Required work:
Search the entries for the word "What" and report each line that has it.

Exercise input section start

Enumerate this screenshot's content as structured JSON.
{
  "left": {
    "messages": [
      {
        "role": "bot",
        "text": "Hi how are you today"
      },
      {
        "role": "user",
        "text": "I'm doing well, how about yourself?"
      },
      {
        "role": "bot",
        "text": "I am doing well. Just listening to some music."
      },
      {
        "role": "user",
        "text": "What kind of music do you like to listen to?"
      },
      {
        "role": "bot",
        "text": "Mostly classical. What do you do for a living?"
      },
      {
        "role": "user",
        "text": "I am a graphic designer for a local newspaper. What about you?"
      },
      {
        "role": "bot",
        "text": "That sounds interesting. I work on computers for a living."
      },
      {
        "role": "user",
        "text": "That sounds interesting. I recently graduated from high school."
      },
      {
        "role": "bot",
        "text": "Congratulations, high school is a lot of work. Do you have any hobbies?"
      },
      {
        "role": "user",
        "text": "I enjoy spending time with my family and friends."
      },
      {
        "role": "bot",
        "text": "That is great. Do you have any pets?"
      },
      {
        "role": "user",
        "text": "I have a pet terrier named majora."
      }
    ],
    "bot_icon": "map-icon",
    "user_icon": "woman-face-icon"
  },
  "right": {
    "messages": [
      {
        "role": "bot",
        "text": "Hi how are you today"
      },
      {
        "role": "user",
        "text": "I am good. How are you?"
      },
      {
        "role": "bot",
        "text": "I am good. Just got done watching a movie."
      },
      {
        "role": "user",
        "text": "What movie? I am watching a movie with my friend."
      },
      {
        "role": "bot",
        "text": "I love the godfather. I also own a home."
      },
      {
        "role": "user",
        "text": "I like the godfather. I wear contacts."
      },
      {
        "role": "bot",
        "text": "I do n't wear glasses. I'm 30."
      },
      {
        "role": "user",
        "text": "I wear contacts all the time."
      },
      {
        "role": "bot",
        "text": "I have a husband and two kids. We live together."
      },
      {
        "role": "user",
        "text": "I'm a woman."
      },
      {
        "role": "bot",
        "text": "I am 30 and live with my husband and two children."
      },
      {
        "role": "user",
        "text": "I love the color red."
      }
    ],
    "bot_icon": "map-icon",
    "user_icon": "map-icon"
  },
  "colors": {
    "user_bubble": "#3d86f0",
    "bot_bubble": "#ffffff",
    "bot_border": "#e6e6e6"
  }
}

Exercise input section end

Answer to the exercise:
        "text": "What kind of music do you like to listen to?"
        "text": "Mostly classical. What do you do for a living?"
        "text": "I am a graphic designer for a local newspaper. What about you?"
        "text": "What movie? I am watching a movie with my friend."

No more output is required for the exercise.